Passwords are my responsibility

The spy who loved IT: Are your techies being recruited by foreign agents?A research poll found that 70% of fraud victims want the federal government to ensure that businesses meet basic data security standards. And 64% of victims believe that they should have the right to hold companies legally accountable when their information is compromised. –USA Today

Excuse me while I kick my milk create over here. Let me line it up…okay, now I am ready.   WTF?

How about we step back from the brink?  Sure, companies are often to blame for security problems. But before we discuss litigation, we also need to start asking when it is the user’s fault for being so stupid.   Let’s look at basic data security standards from a user’s perspective.

Most people have problems with simple passwords.

Passwords are everyone’s passport to the digital world.  In the real world, our actual passport is very difficult to replicate and even harder to forge.  It features photo ID, personal information, holographic images, elaborate printed emblems, and UV light-sensitive elements that are hard for a forger to fake. New passports even include an e-chip.  With digital passwords, we have much less to work with—just numbers, letters and symbols. So it’s important to get it right.

In most cases users use the simplest of passwords and replicate them across the digital world.  They use dictionary words, only use five characters or fewer, and use easy-to-guess phrases like their child’s name or birthday. These simple passwords really do not protect people from anything—and then they complain when its gets stolen.
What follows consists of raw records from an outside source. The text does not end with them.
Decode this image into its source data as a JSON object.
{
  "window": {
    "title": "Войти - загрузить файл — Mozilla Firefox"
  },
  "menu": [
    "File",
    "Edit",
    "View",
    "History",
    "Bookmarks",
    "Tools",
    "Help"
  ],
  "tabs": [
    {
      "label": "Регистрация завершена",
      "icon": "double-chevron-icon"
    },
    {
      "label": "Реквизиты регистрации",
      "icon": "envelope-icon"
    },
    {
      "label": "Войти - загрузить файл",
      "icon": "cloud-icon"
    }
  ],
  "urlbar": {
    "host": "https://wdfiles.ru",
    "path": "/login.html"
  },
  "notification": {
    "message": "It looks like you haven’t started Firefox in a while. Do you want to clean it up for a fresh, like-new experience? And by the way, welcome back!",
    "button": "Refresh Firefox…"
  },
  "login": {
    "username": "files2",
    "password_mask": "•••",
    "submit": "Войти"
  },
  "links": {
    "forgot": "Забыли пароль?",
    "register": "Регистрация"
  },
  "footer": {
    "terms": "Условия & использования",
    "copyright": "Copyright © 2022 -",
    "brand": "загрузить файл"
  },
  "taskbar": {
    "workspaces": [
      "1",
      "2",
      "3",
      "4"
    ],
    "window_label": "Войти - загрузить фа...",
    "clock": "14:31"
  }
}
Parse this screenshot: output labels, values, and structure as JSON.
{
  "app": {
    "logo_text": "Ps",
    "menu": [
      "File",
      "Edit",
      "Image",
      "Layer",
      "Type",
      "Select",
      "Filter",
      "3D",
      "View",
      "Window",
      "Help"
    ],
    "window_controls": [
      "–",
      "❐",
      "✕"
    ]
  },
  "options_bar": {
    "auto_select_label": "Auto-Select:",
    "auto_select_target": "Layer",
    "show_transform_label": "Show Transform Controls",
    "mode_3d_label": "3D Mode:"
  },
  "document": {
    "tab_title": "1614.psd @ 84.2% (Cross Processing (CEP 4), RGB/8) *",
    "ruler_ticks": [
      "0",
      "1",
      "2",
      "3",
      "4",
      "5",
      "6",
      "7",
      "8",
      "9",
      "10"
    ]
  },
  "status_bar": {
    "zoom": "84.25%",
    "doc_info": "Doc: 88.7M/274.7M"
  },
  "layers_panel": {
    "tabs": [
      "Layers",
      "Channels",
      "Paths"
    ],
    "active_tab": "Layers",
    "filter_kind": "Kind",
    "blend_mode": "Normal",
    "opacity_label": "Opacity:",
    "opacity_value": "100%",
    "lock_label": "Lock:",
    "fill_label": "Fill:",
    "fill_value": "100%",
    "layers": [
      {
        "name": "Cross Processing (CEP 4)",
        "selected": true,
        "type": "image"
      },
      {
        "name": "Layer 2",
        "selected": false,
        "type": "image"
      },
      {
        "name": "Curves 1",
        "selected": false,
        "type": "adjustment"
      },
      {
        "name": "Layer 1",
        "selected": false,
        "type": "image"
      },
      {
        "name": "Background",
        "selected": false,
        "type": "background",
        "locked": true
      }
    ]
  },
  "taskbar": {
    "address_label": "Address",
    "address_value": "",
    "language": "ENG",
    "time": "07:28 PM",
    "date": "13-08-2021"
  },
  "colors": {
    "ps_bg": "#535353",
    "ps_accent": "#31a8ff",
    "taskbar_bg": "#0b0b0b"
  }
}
One of the biggest problems that we have is getting people to stop using the same username and password on everything in the digital world. This is dangerous because if it is stolen from one location, the automated systems will try that combination on every website on the internet.

This may not be a problem if the account they access is for ABC News or the fantasy football website (a common place for passwords to be stolen). But if they also have access to your PayPal account, your bank account and your email account, they can do a lot of damage very fast.

They have access to critical PII (Personal Identification Information)—the digital you.  With that information they can move out of the digital world into the real world and make your life a misery.  They can open bank accounts, apply for credit and take out overdrafts.  If your credit is good, it may not stay that way for long.

Don’t get me wrong, businesses do need to do more. But so do the users.  Ordinary users could prevent a lot of these problems simply by creating complex passwords and using a different password for each site they use (link here to one of your articles that tells how to make good passwords). When users don’t do the minimum to protect themselves, it’s foolish to blame anyone else.

Do you think lawsuits are the answer? Comment below.

Similar Reading

Security Policy Training – what every business needs

Roger Smith, is an educator. Teaching students at ADFA (UNSW) and showing them how vulnerable they are to cybercrime.

He is also CEO at R & I ICT Consulting Services Pty Ltd, an Amazon #1 author on Cybercrime and founder of the SME Security Framework. He is a Consultant who specialises in inexpensive and highly effective security strategies for small and medium businesses and not for profit organisations.

He has developed and authored the SME Security Framework and the Security Policy Training Course which are considered to be the definitive guides to helping SME's protect their organisation using the principles of Technology, Management, Adaptability and Compliance.